The data
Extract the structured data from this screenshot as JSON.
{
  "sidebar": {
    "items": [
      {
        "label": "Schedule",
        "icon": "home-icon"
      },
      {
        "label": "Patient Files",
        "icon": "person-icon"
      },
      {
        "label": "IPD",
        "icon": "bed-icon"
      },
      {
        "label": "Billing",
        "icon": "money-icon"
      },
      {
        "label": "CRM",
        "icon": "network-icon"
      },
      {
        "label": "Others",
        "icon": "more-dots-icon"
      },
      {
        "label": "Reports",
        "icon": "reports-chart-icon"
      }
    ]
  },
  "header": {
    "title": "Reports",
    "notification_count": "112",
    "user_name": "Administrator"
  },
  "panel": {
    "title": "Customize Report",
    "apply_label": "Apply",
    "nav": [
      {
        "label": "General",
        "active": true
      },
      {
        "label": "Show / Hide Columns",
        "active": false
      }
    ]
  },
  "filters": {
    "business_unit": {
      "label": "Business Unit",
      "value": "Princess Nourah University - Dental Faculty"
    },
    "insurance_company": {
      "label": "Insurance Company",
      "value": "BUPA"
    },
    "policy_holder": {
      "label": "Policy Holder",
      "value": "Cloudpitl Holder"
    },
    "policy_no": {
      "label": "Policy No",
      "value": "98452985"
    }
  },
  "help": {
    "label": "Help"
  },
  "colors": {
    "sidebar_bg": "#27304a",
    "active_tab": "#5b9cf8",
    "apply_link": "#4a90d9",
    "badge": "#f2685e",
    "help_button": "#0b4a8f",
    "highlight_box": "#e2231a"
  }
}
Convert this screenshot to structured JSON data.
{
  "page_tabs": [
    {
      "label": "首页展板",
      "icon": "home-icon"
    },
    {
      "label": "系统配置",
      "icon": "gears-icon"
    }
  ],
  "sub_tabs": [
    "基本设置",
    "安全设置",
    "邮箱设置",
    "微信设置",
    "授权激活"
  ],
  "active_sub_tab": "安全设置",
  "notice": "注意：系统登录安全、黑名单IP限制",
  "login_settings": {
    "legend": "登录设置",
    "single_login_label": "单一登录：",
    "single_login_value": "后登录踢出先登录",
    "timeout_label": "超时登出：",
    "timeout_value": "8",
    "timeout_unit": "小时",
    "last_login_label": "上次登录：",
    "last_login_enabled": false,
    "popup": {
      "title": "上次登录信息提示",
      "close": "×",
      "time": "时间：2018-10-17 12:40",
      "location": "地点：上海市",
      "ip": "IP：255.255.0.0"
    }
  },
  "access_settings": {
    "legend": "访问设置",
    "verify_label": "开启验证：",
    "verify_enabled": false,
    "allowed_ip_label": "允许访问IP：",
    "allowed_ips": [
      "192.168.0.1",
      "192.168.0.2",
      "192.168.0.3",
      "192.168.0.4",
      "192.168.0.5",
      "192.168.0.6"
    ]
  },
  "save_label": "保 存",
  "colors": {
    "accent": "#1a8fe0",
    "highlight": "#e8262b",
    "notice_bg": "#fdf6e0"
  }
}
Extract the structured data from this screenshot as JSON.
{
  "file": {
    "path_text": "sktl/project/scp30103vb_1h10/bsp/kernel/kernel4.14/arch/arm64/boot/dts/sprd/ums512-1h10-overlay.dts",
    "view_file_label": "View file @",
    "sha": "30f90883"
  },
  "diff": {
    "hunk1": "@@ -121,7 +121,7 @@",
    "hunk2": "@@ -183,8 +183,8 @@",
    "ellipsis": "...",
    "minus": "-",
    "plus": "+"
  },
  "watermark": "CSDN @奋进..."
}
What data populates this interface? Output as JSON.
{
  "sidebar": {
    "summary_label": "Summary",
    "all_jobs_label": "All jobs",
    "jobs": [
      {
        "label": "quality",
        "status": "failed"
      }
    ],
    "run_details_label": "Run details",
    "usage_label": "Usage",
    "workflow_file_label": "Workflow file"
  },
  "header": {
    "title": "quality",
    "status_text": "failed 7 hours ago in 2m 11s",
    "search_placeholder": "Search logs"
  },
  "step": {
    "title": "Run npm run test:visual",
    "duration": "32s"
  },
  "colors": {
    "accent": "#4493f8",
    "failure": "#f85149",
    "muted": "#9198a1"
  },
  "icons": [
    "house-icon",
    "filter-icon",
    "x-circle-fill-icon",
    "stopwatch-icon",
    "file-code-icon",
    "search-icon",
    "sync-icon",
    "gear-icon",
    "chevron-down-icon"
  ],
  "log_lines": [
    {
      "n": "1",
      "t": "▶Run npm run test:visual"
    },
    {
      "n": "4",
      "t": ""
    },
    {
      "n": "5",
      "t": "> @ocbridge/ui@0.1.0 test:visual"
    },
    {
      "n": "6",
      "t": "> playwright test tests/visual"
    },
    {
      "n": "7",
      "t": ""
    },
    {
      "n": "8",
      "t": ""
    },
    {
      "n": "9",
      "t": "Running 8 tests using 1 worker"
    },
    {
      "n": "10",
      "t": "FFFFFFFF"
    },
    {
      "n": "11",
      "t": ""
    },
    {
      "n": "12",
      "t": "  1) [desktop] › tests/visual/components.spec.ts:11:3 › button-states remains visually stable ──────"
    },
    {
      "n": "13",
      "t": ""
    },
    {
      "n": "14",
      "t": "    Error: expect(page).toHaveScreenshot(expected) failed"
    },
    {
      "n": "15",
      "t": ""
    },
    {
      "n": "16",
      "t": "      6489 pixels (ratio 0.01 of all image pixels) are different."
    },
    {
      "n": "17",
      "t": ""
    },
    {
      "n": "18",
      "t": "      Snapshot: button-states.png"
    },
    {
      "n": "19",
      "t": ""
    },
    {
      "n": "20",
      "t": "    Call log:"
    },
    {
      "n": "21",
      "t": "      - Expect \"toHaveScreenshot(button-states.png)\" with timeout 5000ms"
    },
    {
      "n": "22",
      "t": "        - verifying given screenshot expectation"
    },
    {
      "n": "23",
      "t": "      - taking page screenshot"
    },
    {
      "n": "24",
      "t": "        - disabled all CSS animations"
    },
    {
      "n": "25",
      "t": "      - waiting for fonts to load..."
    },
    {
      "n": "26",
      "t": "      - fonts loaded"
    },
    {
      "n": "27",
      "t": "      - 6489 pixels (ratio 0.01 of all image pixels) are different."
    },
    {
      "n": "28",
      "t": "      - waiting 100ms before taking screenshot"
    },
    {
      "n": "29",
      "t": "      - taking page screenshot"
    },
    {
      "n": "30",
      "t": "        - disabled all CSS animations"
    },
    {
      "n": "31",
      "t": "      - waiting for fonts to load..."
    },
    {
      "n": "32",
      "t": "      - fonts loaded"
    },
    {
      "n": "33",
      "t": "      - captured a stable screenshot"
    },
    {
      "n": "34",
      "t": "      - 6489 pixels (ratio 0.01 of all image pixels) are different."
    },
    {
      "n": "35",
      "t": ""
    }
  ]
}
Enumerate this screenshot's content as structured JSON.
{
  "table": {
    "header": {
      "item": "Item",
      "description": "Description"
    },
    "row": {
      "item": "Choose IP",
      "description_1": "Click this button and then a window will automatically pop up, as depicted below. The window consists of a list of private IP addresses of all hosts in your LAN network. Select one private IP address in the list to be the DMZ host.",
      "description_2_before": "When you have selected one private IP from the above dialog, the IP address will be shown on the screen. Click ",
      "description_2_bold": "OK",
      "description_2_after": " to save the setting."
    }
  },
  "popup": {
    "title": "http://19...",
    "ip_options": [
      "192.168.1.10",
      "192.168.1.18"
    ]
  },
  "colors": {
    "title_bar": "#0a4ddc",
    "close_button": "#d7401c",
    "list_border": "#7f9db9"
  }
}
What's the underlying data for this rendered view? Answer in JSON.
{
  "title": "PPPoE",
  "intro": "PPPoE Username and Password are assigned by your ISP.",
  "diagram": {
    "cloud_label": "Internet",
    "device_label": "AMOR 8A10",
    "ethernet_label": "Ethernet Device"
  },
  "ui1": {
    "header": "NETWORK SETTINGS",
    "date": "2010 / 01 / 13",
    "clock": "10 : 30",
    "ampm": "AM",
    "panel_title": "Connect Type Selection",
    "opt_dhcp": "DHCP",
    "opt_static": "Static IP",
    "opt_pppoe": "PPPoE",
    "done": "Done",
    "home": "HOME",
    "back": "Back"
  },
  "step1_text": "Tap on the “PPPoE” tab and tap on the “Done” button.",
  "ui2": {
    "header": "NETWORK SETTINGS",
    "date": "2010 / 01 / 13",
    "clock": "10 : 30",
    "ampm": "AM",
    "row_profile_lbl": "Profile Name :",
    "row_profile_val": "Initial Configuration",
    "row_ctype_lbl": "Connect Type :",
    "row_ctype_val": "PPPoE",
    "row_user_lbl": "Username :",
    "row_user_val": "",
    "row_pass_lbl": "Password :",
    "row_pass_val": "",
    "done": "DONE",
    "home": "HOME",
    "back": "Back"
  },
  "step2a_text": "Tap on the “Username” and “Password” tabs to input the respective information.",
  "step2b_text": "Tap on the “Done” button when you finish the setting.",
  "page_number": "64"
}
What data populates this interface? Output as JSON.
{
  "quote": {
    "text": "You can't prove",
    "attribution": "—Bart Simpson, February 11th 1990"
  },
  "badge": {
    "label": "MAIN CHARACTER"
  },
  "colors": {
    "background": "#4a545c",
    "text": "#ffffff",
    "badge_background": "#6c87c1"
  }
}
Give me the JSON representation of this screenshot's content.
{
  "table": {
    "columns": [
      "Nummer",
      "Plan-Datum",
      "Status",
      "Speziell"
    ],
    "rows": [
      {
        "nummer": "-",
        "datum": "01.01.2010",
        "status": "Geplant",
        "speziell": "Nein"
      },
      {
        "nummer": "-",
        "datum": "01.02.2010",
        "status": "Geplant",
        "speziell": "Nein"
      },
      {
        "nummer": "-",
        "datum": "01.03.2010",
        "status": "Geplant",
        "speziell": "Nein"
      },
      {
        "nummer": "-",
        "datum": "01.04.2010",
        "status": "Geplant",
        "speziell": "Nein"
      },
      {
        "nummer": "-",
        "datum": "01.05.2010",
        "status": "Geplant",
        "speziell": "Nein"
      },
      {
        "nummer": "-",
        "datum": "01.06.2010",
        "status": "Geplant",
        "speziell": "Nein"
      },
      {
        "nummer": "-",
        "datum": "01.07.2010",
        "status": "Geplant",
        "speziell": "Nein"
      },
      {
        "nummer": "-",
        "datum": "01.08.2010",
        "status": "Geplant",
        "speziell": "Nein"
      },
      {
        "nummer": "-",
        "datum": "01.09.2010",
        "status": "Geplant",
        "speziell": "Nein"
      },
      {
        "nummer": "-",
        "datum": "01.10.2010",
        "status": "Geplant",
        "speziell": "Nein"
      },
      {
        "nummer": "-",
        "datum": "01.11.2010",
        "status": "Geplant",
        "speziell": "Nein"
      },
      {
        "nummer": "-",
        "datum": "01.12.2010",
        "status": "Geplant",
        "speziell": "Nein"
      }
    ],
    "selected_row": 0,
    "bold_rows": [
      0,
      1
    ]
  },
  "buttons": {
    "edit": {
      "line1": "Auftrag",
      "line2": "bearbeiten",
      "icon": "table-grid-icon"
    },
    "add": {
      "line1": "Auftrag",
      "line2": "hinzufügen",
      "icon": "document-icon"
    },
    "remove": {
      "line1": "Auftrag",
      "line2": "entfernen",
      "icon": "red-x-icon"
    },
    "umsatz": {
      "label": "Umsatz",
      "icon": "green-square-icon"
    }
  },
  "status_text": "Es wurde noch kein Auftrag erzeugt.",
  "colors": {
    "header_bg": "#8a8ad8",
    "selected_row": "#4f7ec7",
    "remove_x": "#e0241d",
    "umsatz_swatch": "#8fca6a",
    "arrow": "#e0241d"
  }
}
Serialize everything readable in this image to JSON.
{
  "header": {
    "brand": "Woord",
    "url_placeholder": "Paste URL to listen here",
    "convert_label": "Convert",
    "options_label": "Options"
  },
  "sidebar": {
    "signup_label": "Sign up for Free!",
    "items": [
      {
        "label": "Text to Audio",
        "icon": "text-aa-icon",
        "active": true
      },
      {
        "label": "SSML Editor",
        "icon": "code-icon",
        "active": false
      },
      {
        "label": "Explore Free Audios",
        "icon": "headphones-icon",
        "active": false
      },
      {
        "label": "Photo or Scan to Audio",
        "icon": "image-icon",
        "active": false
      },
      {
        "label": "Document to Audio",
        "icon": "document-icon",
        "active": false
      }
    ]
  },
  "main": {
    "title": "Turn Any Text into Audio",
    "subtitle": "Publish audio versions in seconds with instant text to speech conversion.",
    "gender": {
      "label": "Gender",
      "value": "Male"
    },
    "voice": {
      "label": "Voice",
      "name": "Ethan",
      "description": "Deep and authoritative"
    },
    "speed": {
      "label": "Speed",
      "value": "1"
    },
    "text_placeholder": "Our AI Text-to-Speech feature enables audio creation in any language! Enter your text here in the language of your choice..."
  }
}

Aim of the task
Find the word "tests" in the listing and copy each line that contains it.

Solved exercise
      "t": "> playwright test tests/visual"
      "t": "Running 8 tests using 1 worker"
      "t": "  1) [desktop] › tests/visual/components.spec.ts:11:3 › button-states remains visually stable ──────"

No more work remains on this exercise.